    There's nothing worse than a film that feels like a total waste of time. Even the worst films I've seen recently (like Somewhere, from last year) have some redeeming qualities. Woody Allen's latest, You Will Meet a Tall Dark Stranger, is not only pointless, but also the worst Allen film I've ever seen. It's not funny or insightful. Its characters are quite unlikeable. And it ends with nothing resolved. I've been thinking hard since seeing the film about what the message might be, and I just can't fathom what it is. If any of you have seen it and can enlighten me, please... The film is an ensemble piece which follows a number of unhappy individuals in England. Sally (Naomi Watts) is stuck in a crumbled marriage to writer Roy (Josh Brolin), whose first book was a smashing success but hasn't had anything remotely successful since. Sally is also saddled with her depressed mother, Helena (Gemma Jones), whose husband, Alfie (Anthony Hopkins), has left her for a hot young prostitute, Charmaine (Lucy Punch). Helena has started seeing a woman with "psychic" powers, which has seemingly turned her life around, but her luck doesn't transfer well to her loved ones. Alfie goes into debt trying to keep Charmaine happy. Sally longs for her boss (Antonio Banderas), a married man. And Roy flirts with the sexy woman in red across the courtyard (Freida Pinto) while suffering through an excruciating bout of writer's block. The only likeable person in this mess is Helena, and her daffiness is almost too much to handle. The things they do are mostly just wrong, and the film ends so suddenly that we don't get to see many of their stories through to their conclusion. That's the film's death blow, really. We suffer through 90 minutes of near-excruciating pointlessness with the expectation that there will be some payoff. But no, Allen decides that this meaningless story should remain just that-meaningless. The performances range from bland to downright bad. The only standout is Lucy Punch, who is genuinely amusing as the Pretty Woman-like prostitute. Anthony Hopkins, Freida Pinto, and Antonio Banderas have embarrassingly little to do. Gemma Jones, as I said, plays the film's only likeable character, but she threatens that likability by taking her character's goofiness way over the top. Naomi Watts arguably plays the film's lead character, but by the end of the film, we can't stand her. Her character's arc is totally misguided-one of the film's biggest problems. Brolin, meanwhile, is extremely one-note, and that note isn't especially pleasant.
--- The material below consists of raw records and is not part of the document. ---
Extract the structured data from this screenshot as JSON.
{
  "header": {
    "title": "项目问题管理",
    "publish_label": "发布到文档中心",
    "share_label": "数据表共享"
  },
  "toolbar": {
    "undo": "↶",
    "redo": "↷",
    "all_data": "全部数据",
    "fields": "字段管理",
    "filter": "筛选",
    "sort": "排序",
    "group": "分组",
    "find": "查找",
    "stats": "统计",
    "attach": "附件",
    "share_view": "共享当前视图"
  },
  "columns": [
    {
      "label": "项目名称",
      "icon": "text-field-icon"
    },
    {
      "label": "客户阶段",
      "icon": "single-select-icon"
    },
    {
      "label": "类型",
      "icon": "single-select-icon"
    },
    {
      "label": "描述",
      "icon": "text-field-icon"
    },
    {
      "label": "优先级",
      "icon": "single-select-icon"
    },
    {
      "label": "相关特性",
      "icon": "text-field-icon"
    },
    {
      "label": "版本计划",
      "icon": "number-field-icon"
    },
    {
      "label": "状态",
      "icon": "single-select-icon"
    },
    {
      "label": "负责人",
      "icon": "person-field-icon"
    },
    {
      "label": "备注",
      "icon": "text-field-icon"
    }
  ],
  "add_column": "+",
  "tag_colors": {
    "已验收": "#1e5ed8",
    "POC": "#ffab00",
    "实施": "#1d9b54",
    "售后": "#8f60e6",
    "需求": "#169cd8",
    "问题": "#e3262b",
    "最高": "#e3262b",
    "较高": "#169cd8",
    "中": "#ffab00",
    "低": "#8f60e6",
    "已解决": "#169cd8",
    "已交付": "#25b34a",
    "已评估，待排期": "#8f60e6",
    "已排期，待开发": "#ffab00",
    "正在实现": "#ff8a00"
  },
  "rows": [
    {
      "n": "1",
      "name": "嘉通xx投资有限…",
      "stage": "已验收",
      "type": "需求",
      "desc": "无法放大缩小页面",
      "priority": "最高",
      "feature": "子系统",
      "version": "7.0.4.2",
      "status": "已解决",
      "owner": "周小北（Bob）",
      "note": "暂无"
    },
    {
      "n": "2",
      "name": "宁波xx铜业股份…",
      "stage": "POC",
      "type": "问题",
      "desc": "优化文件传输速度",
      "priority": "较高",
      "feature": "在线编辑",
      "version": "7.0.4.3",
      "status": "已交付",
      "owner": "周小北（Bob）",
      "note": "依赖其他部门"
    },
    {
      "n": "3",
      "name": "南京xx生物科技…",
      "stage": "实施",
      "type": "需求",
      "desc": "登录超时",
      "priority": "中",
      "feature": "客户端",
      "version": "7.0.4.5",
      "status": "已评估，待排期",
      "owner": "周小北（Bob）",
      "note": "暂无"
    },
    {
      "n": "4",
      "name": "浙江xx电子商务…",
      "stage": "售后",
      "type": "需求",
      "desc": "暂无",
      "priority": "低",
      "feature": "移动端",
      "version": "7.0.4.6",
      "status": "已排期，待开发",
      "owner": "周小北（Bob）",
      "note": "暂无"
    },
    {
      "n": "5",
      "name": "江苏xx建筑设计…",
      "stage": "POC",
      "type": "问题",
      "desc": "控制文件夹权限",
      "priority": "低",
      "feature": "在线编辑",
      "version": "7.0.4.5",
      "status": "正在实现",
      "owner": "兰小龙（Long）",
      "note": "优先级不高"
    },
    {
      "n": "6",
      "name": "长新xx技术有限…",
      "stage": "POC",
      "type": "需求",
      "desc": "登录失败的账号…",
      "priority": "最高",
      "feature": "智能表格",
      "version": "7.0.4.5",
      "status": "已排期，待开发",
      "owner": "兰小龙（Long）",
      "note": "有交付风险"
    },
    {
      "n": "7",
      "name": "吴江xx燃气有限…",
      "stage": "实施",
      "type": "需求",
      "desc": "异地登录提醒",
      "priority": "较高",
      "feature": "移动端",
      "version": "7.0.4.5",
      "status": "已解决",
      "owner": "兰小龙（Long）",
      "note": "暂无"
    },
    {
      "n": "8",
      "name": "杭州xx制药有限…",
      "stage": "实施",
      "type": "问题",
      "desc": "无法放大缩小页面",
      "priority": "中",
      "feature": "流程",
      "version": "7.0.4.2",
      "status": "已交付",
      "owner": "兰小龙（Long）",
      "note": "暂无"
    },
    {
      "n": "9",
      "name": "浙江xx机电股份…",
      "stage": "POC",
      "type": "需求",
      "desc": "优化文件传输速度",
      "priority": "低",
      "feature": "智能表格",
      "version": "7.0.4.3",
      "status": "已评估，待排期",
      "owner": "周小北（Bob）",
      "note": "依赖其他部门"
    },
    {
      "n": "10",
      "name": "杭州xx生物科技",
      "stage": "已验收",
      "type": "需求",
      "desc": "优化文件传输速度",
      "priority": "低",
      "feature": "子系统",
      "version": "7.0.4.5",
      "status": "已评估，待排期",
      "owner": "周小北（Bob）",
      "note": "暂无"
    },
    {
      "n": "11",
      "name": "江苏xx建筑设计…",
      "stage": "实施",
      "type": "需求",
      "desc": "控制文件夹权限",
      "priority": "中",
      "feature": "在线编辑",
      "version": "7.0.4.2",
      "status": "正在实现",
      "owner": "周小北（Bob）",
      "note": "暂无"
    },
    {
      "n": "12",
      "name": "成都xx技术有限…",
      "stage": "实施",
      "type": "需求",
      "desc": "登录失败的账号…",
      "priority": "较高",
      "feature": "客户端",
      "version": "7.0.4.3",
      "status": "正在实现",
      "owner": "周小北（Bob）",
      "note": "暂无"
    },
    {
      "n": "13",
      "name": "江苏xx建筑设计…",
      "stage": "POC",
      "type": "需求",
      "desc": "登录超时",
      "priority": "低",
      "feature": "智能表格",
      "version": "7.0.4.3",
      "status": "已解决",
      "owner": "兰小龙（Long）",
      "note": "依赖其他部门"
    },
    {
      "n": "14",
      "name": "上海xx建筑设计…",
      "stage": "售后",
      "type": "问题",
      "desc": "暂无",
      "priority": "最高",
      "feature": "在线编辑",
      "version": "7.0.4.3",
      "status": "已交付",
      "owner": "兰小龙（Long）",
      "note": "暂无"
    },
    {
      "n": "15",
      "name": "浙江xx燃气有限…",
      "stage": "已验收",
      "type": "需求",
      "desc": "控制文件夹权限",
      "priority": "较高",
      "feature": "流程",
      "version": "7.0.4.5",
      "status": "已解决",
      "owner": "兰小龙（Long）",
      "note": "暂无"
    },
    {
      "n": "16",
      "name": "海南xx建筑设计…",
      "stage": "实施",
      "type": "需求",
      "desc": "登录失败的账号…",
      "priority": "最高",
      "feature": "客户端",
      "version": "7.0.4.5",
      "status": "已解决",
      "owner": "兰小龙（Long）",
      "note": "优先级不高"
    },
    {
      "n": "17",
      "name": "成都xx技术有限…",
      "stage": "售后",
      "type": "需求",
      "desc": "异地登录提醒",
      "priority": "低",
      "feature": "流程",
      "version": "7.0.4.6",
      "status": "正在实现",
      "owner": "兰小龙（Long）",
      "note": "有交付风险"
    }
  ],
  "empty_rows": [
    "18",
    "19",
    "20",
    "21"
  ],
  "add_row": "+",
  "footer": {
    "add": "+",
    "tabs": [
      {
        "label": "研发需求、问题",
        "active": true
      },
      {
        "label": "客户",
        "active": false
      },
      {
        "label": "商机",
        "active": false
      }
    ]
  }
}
Despite being quite short, You Will Meet a Tall Dark Stranger felt insanely long. It takes wrong turn after wrong turn until you pretty much stop caring what it says. I honestly didn't think Allen had a film this bad in him. His latest films have been something of a mixed bag, ranging from great (Vicky Cristina Barcelona, Match Point) to average (Cassandra's Dream). But nothing he's done has been awful-until this mess of a film. http://www.johnlikesmovies.com/you-will-meet-a-tall-dark-stranger-review/